[[ RECORDS FOR PROCESSING open ]]

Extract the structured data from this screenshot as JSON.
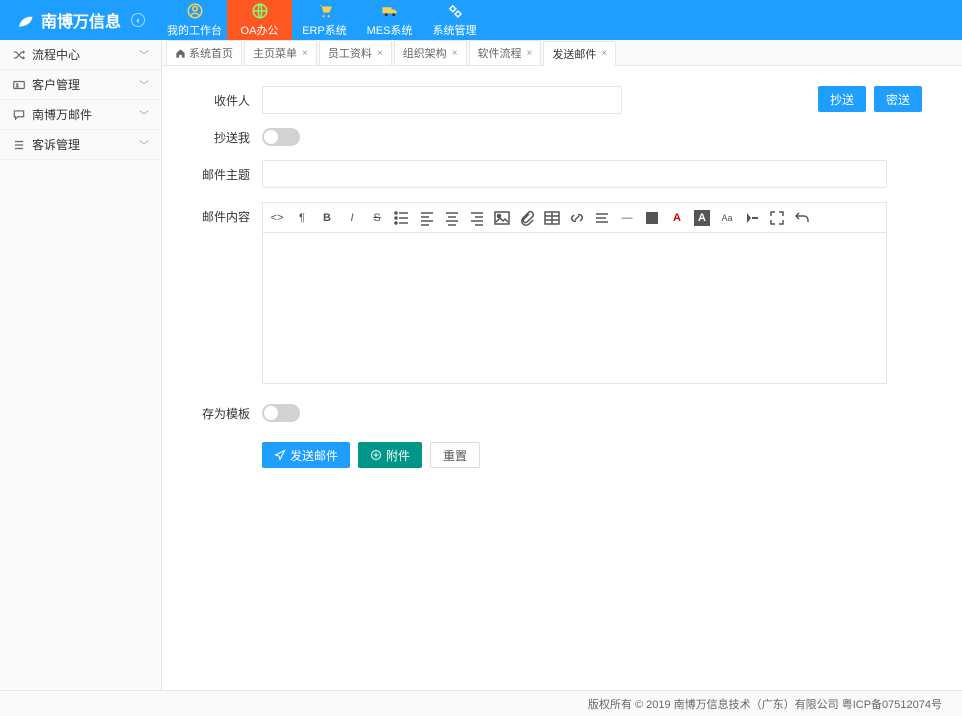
{
  "logo": {
    "text": "南博万信息"
  },
  "topnav": [
    {
      "label": "我的工作台"
    },
    {
      "label": "OA办公"
    },
    {
      "label": "ERP系统"
    },
    {
      "label": "MES系统"
    },
    {
      "label": "系统管理"
    }
  ],
  "sidebar": [
    {
      "label": "流程中心"
    },
    {
      "label": "客户管理"
    },
    {
      "label": "南博万邮件"
    },
    {
      "label": "客诉管理"
    }
  ],
  "tabs": [
    {
      "label": "系统首页",
      "home": true
    },
    {
      "label": "主页菜单"
    },
    {
      "label": "员工资料"
    },
    {
      "label": "组织架构"
    },
    {
      "label": "软件流程"
    },
    {
      "label": "发送邮件",
      "active": true
    }
  ],
  "form": {
    "recipient_label": "收件人",
    "cc_label": "抄送",
    "bcc_label": "密送",
    "cc_me_label": "抄送我",
    "subject_label": "邮件主题",
    "content_label": "邮件内容",
    "save_template_label": "存为模板",
    "send_label": "发送邮件",
    "attach_label": "附件",
    "reset_label": "重置"
  },
  "footer": {
    "text": "版权所有 © 2019 南博万信息技术（广东）有限公司 粤ICP备07512074号"
  }
}
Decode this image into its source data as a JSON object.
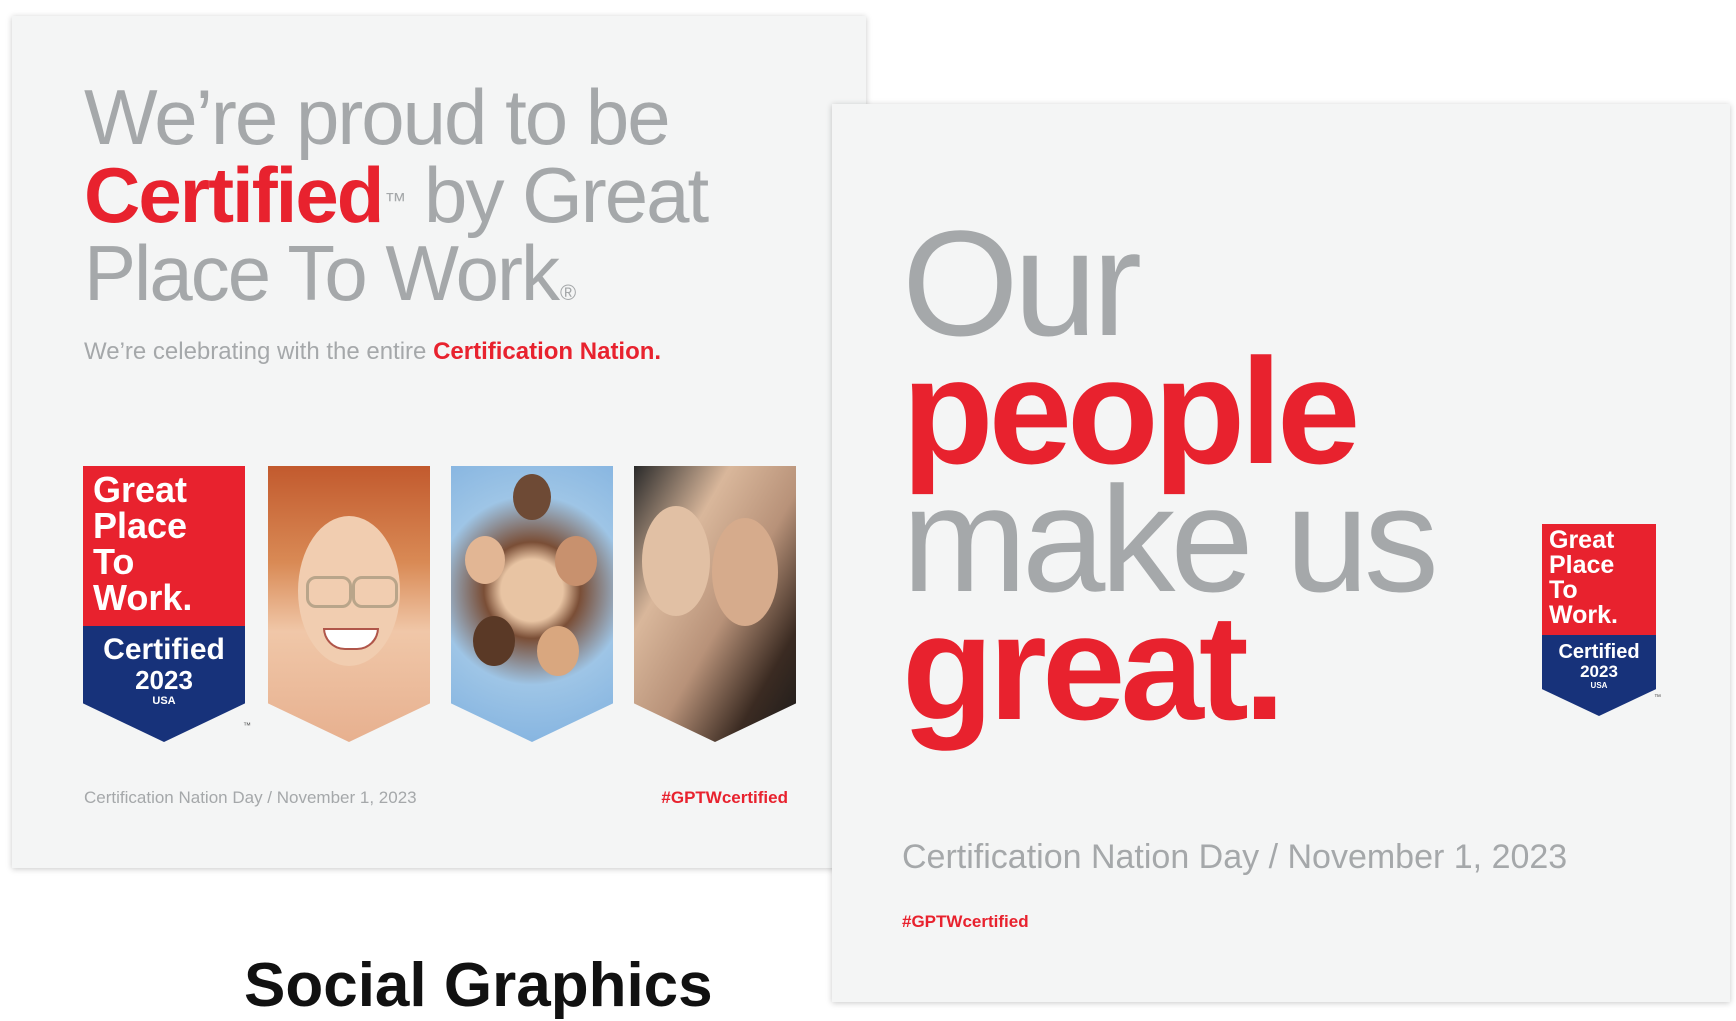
{
  "left_card": {
    "line1": "We’re proud to be",
    "certified": "Certified",
    "tm": "™",
    "by_great": " by Great",
    "line3": "Place To Work",
    "reg": "®",
    "subline_gray": "We’re celebrating with the entire ",
    "subline_red": "Certification Nation.",
    "badge": {
      "line1": "Great",
      "line2": "Place",
      "line3": "To",
      "line4": "Work.",
      "certified": "Certified",
      "year": "2023",
      "country": "USA",
      "tm": "™"
    },
    "footer": "Certification Nation Day / November 1, 2023",
    "hashtag": "#GPTWcertified"
  },
  "right_card": {
    "line1": "Our",
    "line2": "people",
    "line3": "make us",
    "line4": "great.",
    "badge": {
      "line1": "Great",
      "line2": "Place",
      "line3": "To",
      "line4": "Work.",
      "certified": "Certified",
      "year": "2023",
      "country": "USA",
      "tm": "™"
    },
    "footer": "Certification Nation Day / November 1, 2023",
    "hashtag": "#GPTWcertified"
  },
  "caption": "Social Graphics",
  "colors": {
    "red": "#e8222e",
    "navy": "#17327a",
    "gray_text": "#a5a8aa",
    "card_bg": "#f4f5f5"
  }
}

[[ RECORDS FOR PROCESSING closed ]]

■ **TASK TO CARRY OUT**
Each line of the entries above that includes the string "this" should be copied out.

■ **ANSWER BOX**
Extract the structured data from this screenshot as JSON.
Decode this image into its source data as a JSON object.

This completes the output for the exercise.